→ Exercise directions
Quote exactly the lines running from the line with "What's the underlying" to the end of the entries, including both, and nothing else.

Information Block Start

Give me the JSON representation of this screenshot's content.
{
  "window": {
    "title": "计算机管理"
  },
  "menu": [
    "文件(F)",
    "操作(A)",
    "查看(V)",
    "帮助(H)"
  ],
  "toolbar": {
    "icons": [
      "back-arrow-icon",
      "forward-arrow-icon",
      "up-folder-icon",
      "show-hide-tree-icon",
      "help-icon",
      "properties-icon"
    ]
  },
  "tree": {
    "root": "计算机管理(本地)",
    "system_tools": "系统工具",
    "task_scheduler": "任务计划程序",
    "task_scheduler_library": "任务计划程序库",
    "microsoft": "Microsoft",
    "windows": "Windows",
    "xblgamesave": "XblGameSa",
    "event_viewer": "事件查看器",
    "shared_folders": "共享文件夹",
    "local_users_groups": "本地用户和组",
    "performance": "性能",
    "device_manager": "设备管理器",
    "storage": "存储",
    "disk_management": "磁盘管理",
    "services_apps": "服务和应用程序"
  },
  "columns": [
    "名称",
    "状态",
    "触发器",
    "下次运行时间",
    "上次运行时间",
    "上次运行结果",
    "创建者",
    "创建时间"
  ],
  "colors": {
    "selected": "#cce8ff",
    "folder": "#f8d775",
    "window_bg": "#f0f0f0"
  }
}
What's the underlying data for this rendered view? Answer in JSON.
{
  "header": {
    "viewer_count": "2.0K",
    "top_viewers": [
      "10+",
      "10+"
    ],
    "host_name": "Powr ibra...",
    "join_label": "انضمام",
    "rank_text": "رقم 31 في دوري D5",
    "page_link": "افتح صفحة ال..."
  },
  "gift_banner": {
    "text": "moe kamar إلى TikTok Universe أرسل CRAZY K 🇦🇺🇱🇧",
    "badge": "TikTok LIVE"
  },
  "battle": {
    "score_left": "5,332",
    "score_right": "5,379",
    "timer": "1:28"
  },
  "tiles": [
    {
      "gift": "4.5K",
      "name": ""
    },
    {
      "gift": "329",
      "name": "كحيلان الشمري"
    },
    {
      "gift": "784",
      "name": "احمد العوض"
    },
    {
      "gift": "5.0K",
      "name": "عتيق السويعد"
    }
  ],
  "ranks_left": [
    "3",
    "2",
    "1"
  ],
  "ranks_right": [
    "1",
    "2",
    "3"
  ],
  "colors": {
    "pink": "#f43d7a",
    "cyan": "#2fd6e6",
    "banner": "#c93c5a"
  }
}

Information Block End

→ Written answer
What's the underlying data for this rendered view? Answer in JSON.
{
  "header": {
    "viewer_count": "2.0K",
    "top_viewers": [
      "10+",
      "10+"
    ],
    "host_name": "Powr ibra...",
    "join_label": "انضمام",
    "rank_text": "رقم 31 في دوري D5",
    "page_link": "افتح صفحة ال..."
  },
  "gift_banner": {
    "text": "moe kamar إلى TikTok Universe أرسل CRAZY K 🇦🇺🇱🇧",
    "badge": "TikTok LIVE"
  },
  "battle": {
    "score_left": "5,332",
    "score_right": "5,379",
    "timer": "1:28"
  },
  "tiles": [
    {
      "gift": "4.5K",
      "name": ""
    },
    {
      "gift": "329",
      "name": "كحيلان الشمري"
    },
    {
      "gift": "784",
      "name": "احمد العوض"
    },
    {
      "gift": "5.0K",
      "name": "عتيق السويعد"
    }
  ],
  "ranks_left": [
    "3",
    "2",
    "1"
  ],
  "ranks_right": [
    "1",
    "2",
    "3"
  ],
  "colors": {
    "pink": "#f43d7a",
    "cyan": "#2fd6e6",
    "banner": "#c93c5a"
  }
}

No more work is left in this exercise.